I want to tell you this. I want to stop you when you ramble on with all your unhelpful helping words. I want to get up right now and find you and rail at you and throw these accusations in your face. You’re hurting me, you’re killing me, you’re driving me insane! Why can’t you see that? How blind can you be, that you don’t see my anguish?
But I don’t say anything. I don’t want to hurt you. I don’t want to make you feel bad for hurting your child. And I don’t want to hear you tell me to be thicker skinned. I don’t want to hear your defenses and excuses.
“We’re trying to help you. You shouldn’t get upset by the things we say; we only want to help. I’m saying this because I want you to be happy.”
That’s great. But you know what? It’s not about you. It’s about me. Maybe that’s selfish and self-absorbed, but these are my problems, and there’s no way I can fix them by focusing on you. It’s not about your need to be helpful, your need to feel like you’re doing everything you can to support me. It’s about my need for actual support. And you know what? If you really need to feel helpful, if you really do want to support me – wouldn’t you rather do something that actually makes me feel better? Wouldn’t your rather make me stronger, rather than tearing me down with every word you say?
I need to talk to you. I need to be able to come to you and tell you what’s going on in my life, what I’ve accomplished, what I’m proud of, what I’m afraid of, what I haven’t done. And I need you to listen. Close your mouth, and open your ears. Wait.
Then you can speak.

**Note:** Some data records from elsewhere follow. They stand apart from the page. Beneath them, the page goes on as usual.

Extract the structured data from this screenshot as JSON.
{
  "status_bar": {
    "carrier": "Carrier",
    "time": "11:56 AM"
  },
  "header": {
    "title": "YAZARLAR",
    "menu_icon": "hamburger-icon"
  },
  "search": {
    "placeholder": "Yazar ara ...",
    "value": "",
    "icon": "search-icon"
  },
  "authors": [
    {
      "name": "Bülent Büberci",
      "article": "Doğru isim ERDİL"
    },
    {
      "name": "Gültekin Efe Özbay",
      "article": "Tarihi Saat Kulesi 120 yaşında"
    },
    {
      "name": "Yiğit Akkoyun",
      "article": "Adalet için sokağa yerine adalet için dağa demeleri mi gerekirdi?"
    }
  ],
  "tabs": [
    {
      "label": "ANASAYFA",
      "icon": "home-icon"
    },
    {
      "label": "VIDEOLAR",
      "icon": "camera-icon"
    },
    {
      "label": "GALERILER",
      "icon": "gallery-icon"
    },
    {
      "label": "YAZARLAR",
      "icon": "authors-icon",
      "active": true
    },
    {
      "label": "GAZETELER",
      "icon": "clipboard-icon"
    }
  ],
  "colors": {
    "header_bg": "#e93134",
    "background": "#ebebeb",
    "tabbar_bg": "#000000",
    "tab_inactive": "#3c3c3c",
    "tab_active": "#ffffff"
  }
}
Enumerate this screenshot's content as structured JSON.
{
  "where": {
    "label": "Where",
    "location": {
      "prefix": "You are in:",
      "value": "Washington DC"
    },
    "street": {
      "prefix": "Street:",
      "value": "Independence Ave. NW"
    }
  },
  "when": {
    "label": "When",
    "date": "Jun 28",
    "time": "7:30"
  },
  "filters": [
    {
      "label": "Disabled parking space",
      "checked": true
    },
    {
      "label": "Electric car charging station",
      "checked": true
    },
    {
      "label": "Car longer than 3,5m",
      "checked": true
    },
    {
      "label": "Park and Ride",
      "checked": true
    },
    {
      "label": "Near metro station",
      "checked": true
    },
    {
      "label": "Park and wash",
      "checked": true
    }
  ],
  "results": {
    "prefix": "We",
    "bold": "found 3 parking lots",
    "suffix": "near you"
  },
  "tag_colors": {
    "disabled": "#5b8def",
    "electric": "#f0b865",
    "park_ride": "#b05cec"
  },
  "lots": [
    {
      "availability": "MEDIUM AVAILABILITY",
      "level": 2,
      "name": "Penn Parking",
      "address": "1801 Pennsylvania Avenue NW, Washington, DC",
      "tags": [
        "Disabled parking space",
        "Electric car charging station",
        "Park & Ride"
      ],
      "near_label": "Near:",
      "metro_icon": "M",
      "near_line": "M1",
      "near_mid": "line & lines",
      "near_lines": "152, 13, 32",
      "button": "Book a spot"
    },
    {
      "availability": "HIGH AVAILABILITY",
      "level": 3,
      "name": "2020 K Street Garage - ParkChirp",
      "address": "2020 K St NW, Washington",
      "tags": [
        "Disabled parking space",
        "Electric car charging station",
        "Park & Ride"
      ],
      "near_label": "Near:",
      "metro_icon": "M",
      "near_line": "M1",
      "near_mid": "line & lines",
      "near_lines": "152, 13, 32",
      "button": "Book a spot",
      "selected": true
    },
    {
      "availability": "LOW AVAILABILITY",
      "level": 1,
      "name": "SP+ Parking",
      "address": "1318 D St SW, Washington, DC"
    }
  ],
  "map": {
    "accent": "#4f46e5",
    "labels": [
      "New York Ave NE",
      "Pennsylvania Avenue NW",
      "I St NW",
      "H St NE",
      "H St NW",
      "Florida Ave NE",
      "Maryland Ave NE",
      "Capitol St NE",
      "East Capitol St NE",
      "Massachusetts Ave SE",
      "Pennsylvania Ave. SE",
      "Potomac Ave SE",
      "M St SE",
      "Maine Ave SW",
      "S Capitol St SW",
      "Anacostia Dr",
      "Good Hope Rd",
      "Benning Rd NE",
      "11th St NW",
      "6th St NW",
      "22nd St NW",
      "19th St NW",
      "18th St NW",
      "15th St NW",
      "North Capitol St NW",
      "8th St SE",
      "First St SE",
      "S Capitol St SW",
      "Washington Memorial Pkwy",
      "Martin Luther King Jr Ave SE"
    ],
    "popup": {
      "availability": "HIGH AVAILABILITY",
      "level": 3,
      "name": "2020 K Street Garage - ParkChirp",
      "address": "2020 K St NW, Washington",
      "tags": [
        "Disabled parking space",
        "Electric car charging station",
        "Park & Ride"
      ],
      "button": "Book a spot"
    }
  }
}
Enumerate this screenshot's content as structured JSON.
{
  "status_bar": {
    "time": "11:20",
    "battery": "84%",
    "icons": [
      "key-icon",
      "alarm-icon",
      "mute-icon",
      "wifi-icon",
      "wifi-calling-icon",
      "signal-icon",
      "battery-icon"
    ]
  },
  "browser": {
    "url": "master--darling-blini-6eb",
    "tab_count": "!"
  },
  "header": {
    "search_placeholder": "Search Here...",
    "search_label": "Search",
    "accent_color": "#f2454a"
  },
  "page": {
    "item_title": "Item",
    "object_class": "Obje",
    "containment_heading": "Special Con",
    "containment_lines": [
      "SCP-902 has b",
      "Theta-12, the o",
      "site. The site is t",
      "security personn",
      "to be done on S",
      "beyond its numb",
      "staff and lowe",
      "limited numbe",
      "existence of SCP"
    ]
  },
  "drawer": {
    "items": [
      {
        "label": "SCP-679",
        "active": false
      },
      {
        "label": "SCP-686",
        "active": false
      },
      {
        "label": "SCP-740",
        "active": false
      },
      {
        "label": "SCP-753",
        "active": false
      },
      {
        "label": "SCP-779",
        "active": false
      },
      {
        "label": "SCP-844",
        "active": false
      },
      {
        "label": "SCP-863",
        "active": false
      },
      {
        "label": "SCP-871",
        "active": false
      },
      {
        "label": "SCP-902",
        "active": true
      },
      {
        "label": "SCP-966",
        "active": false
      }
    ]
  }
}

Praise me for what I have accomplished. Empathize with my fears. Then ask one question, or give one suggestion. One gentle nudge forward. One.
And then, I need you to stop. Stop thinking about what you need to tell me to do. Stop telling me what to do. Observe. Think. Reflect. Do it in silence.
Ask yourself: “If I say this, will it actually help her? Will it be encouraging, or overwhelming?”
Do I still seem engaged in this conversation? Am I receptive? Or am I withdrawn? Have I started to pull away because you’re throwing too much at me? Am I silent? Am I staring at the floor? If so, please, please stop talking. You’re only making things worse.
You can’t make everything better for me. I need to do most of this on my own. But you can help, instead of hurting. I’d like that. I don’t need tough love. I need love.
Won’t you try?